(Web page and app entries)
══════
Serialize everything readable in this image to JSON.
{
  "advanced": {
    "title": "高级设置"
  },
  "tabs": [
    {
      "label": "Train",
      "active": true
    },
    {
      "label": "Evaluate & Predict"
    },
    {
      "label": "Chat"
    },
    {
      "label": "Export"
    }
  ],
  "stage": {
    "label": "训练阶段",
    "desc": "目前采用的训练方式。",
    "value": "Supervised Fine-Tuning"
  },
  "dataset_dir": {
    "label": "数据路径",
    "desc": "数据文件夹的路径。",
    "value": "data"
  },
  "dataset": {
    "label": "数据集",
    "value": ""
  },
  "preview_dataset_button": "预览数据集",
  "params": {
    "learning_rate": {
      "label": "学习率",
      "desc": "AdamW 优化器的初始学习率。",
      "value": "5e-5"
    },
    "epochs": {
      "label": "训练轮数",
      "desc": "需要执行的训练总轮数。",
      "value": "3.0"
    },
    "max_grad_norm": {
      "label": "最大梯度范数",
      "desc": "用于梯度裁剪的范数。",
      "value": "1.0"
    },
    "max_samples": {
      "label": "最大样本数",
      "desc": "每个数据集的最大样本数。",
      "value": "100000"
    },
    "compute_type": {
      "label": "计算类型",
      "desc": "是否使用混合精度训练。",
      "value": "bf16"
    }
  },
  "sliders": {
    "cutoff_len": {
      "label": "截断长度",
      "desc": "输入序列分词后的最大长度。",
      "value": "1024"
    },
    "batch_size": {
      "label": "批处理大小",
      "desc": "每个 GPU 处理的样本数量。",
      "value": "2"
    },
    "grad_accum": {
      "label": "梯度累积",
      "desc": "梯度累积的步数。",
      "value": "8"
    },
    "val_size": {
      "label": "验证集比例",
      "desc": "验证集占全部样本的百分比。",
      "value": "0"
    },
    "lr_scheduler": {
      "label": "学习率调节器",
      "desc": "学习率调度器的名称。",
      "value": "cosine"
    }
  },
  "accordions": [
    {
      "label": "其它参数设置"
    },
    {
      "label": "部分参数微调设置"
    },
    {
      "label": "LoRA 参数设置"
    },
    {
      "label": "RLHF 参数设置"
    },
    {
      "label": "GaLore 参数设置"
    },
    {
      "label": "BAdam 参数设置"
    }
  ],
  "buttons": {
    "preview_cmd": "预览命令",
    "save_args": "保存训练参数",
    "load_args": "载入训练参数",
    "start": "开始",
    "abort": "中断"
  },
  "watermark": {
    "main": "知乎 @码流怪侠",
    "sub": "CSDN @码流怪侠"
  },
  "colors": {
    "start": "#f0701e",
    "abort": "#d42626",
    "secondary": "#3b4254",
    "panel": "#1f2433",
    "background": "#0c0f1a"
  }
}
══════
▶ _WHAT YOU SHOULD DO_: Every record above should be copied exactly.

▶ _REPLY TO THE TASK_:
Serialize everything readable in this image to JSON.
{
  "advanced": {
    "title": "高级设置"
  },
  "tabs": [
    {
      "label": "Train",
      "active": true
    },
    {
      "label": "Evaluate & Predict"
    },
    {
      "label": "Chat"
    },
    {
      "label": "Export"
    }
  ],
  "stage": {
    "label": "训练阶段",
    "desc": "目前采用的训练方式。",
    "value": "Supervised Fine-Tuning"
  },
  "dataset_dir": {
    "label": "数据路径",
    "desc": "数据文件夹的路径。",
    "value": "data"
  },
  "dataset": {
    "label": "数据集",
    "value": ""
  },
  "preview_dataset_button": "预览数据集",
  "params": {
    "learning_rate": {
      "label": "学习率",
      "desc": "AdamW 优化器的初始学习率。",
      "value": "5e-5"
    },
    "epochs": {
      "label": "训练轮数",
      "desc": "需要执行的训练总轮数。",
      "value": "3.0"
    },
    "max_grad_norm": {
      "label": "最大梯度范数",
      "desc": "用于梯度裁剪的范数。",
      "value": "1.0"
    },
    "max_samples": {
      "label": "最大样本数",
      "desc": "每个数据集的最大样本数。",
      "value": "100000"
    },
    "compute_type": {
      "label": "计算类型",
      "desc": "是否使用混合精度训练。",
      "value": "bf16"
    }
  },
  "sliders": {
    "cutoff_len": {
      "label": "截断长度",
      "desc": "输入序列分词后的最大长度。",
      "value": "1024"
    },
    "batch_size": {
      "label": "批处理大小",
      "desc": "每个 GPU 处理的样本数量。",
      "value": "2"
    },
    "grad_accum": {
      "label": "梯度累积",
      "desc": "梯度累积的步数。",
      "value": "8"
    },
    "val_size": {
      "label": "验证集比例",
      "desc": "验证集占全部样本的百分比。",
      "value": "0"
    },
    "lr_scheduler": {
      "label": "学习率调节器",
      "desc": "学习率调度器的名称。",
      "value": "cosine"
    }
  },
  "accordions": [
    {
      "label": "其它参数设置"
    },
    {
      "label": "部分参数微调设置"
    },
    {
      "label": "LoRA 参数设置"
    },
    {
      "label": "RLHF 参数设置"
    },
    {
      "label": "GaLore 参数设置"
    },
    {
      "label": "BAdam 参数设置"
    }
  ],
  "buttons": {
    "preview_cmd": "预览命令",
    "save_args": "保存训练参数",
    "load_args": "载入训练参数",
    "start": "开始",
    "abort": "中断"
  },
  "watermark": {
    "main": "知乎 @码流怪侠",
    "sub": "CSDN @码流怪侠"
  },
  "colors": {
    "start": "#f0701e",
    "abort": "#d42626",
    "secondary": "#3b4254",
    "panel": "#1f2433",
    "background": "#0c0f1a"
  }
}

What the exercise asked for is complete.